Coming from a musical household, Isaiah Sharkey has always had an aptitude for music. The Chicago native began his musical career at 4-years-old under the instruction of his father and went on to pursue playing the guitar. It wasn’t long before the 29-year-old became a young talent to watch out for. He started his recording career working with various gospel artists and D’Angelo. Since he has recorded and toured with numerous world-renowned artists such as Patti Labelle, Brian Mcknight, Boyz II Men, Jennifer Hudson and more.
On May 1, 2020 the Grammy award-winning artist will showcase his talents as Mariano’s and the Illinois Lottery will host a digital one-hour live stream on their Mariano’s Market Facebook page. The streams will come live from artists’ homes or studios and feature genres ranging from jazz, indie, rock, soul, and more.
We spoke with Sharkey ahead of the performance about his career and what he hopes to bring to the community with this collaborative effort.
What do you musically feed audiences when they are able to see you in such an intimate setting?
This type of performance would be about feeling the moment and getting all of what I have as far as experience with music and what I’m influenced by from rock, to jazz, to R&B, to blues, to gospel [and] to funk. That’s what people can expect when I’m performing. Just to hear my heart and everything that’s ever been an influence or had an impact on me.
What do you hope people will get from your Mariano’s performance?
Hopefully a sense of peace, love, hope and courage. And just giving them some positive vibes and giving my gifts to them. That’s what it’s all about. I plan on hopefully being able to take people’s mind, you know, off of all that’s going on. I want to be able to share just a moment to let them know it’s going to be alright.
What advice do you have for young musicians on how to prepare themselves?

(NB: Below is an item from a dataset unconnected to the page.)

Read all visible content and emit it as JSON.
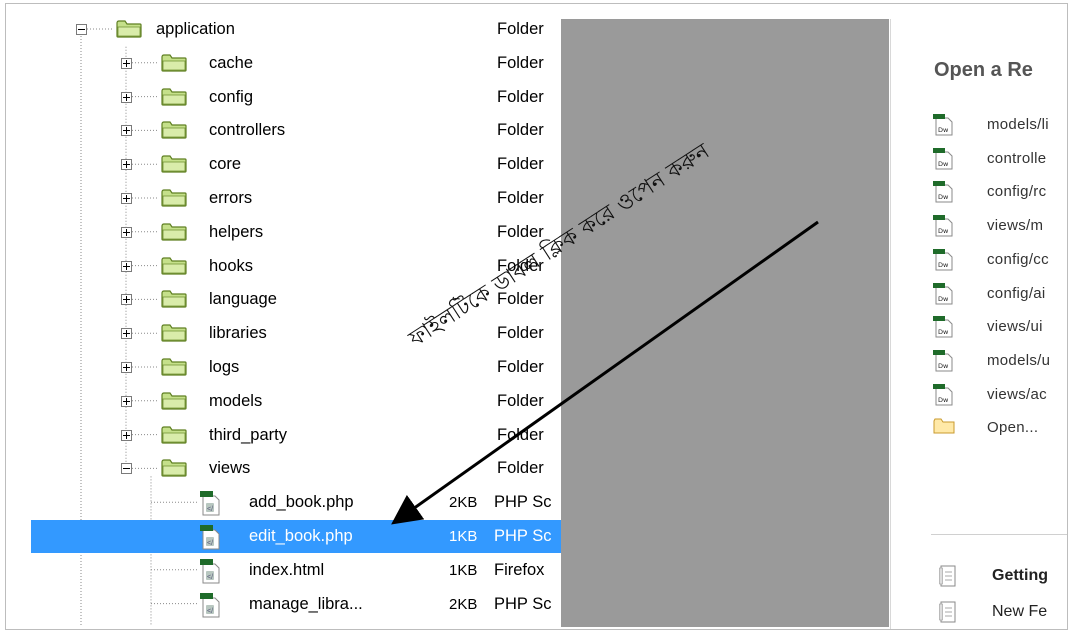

Musically, you want to perfect your craft, and you want to be on point. You want to make sure that you’re equipped to handle the job on stage. If they send you music, make sure you learn the music and make sure that you keep your ears and your eyes open. It’s not just saying ”Oh, I’m a good musician so I can play the song,” but being able to listen to each other and know when to play and when not to play. Study the textures of the song and the tones and study how the song should be approached.
What does it feel like when you’re a musician and you earn a Grammy?
It’s a great feeling. It’s a blessing. It humbles you to know that anything that you put love, energy, faith and efforts into you can achieve. It’s a great feeling an unreal, surreal moment to receive something like that.